The resurgence of Foot and Mouth Disease (FDM) in the country has become a cause for concern to the Ministry of Agriculture. Even though the ministry has waged a war to totally eradicate FMD from the country their efforts are defeated by the continued resurgence in some areas especially in Zone 2 and 6.
Just two weeks ago there has been a reported reappearance of FMD in the Kareng area in Ngamiland (Zone 2). According to the acting Minister of Agriculture Patrick Ralotsia, 59 cases of FMD have been recorded in the area from three crushes of Maxebo, Mokgalo and Motopi II.
Addressing the media Ralotsia aired concerns about the resurgence of the deadly disease saying it poses great danger to the livelihood of Batswana who are dependent on livestock. The acting Minister however assured that because of the war the ministry has waged on FMD, the outbreak has been quickly contained. “The movement of cattle is regulated within the area and even the abattoir has not stopped slaughtering. It is because of the war we declared on FMD that we managed to react very fast to clamp down the disease,” he said.
Nonetheless according to Ralotsia further inspections that the ministry has carried out have revealed that farmers are not doing enough to help government on this fight. He said it has become apparent that this is one of the major factors contributing to the recurrent outbreaks of FMD in Botswana. “In a particular crush out of the 118 cattle that were inspected only 6 had proof of vaccination against FMD from the most recent campaign translating only to 7%,” he added.
This development is of great concern to the ministry as it is a sign that farmers are not availing their livestock for the vaccinations, a factor that may be contributing to the resurgence of FMD. The acting minister said as long as farmers do not play their role by bringing cattle for vaccination then government’s efforts to eradicate FMD will be in vain. He therefore called on Batswana to help government to help them.
On the other hand, farmers in the area did not take the comment lightly saying it is not only defaming their characters but also an insult to them. Chairman of Northwest Integrated Farmers Association (NIFA) Simon Bojosi said if there is a problem leading to these resurgences it is on the part of government.
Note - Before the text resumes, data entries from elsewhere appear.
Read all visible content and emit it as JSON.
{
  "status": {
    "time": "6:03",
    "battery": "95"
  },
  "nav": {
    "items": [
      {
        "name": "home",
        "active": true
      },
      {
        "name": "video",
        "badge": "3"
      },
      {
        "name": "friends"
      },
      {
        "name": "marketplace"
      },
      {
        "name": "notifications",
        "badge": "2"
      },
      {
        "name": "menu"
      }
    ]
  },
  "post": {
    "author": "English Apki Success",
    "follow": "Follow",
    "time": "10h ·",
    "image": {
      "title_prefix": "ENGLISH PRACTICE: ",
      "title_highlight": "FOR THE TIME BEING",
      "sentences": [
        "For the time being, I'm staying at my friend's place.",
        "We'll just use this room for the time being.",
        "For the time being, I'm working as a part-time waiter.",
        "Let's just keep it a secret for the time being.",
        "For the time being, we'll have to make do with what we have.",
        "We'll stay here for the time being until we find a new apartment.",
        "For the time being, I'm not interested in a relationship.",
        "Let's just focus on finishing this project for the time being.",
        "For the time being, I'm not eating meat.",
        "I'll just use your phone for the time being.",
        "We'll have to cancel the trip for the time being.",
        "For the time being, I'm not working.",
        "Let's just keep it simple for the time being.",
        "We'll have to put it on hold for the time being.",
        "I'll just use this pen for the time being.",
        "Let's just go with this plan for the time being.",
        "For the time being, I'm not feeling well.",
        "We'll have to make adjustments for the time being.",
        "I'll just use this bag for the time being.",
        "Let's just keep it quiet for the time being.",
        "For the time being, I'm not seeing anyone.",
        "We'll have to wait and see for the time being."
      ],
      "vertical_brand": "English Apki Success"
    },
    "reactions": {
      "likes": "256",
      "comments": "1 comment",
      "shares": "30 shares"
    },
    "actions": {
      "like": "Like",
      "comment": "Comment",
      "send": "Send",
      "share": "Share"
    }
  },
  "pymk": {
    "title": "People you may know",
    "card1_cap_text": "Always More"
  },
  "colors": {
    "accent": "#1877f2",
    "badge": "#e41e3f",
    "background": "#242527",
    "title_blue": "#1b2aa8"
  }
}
Bojosi said he does not imply that farmers do not have a contribution but more responsibility is on the hands of the government. “If there is anything the contribution to this problem is 35% on farmers and 65% from government,” he said. He argued that there are very few strategies used to control FMD in their area which include vaccine, animal movement control and surveillance and they are all failing.
“There is no proper law on the FMD matter. For instance if a person is found moving livestock without permission, he is only charged P100,” said Bojosi. He argued that this is not stringent enough to deter people from doing this. Another point was raised by the NIFA chairman saying they have long been calling for a proper law for all animals and livestock that cross the fences to either side to be killed but nothing has been done to that effect.
Apart from not availing the cattle by farmers another contributing factor has been attributed to the poor state of the cordon fence that is said to be delapidated. The cordon fence is a barrier that prevents the mixing of wild animals and livestock in the area. With the fence torn down it allows for free movement of both wildlife and cattle and this poses a greater danger of livestock contacting FMD from the buffalo hosts. Bojosi said they have long requested to be provided with markets to sell their cattle and will each donate a cow towards the electrifying of the buffalo fence in the area to restrict movement. He said even up to now there has never been any response from government. “Now they are saying we are at fault while it is them who are dragging their feet to address this matter,” fumed Bojosi.
He added that as the association they are doing all they can to sensitise the farming population about the importance of taking their cattle for vaccinations. He also revealed that as farmers they are ready to help maintain and patrol the cordon fences in their area. This was also confirmed by acting assistant minister Fidelis Molao who recently visited the area.
Meanwhile Ralotsia has cautioned farmers about the possible looming drought due to the unfavourable climate conditions this year. Low rainfall and high temperatures have greatly affected the grazing lands as a result pasture is not sufficient. The acting minister therefore advised farmers to consider destocking some of their livestock while they are still healthy enough to earn them good prices. “It is definitely clear that the worst is still to come looking at the current situation, I therefore advice farmers to sell some of their animals to remain with a manageable size,” he said.
Ngamiland is one of the areas with a lot of cattle and for a long time they have been denied to sell in the European market because of FMD. The shortage of markets has seen the number of cattle growing to 400,000 at some point, heightening the already heated conflict of wildlife and livestock in the area. The recent incidences of FMD in the area means the farmers will have to wait a little more for other markets to open up for them.
Ralotsia revealed that the outbreak has halted what could have been an opportunity for the Ngamiland farmers to sell to the Francistown abattoir. He said because of the deficiency experienced at the abattoir there were plans to slaughter cattle from Ngamiland for Francistown. However, he said because of the FMD outbreak the farmers have to wait a little while.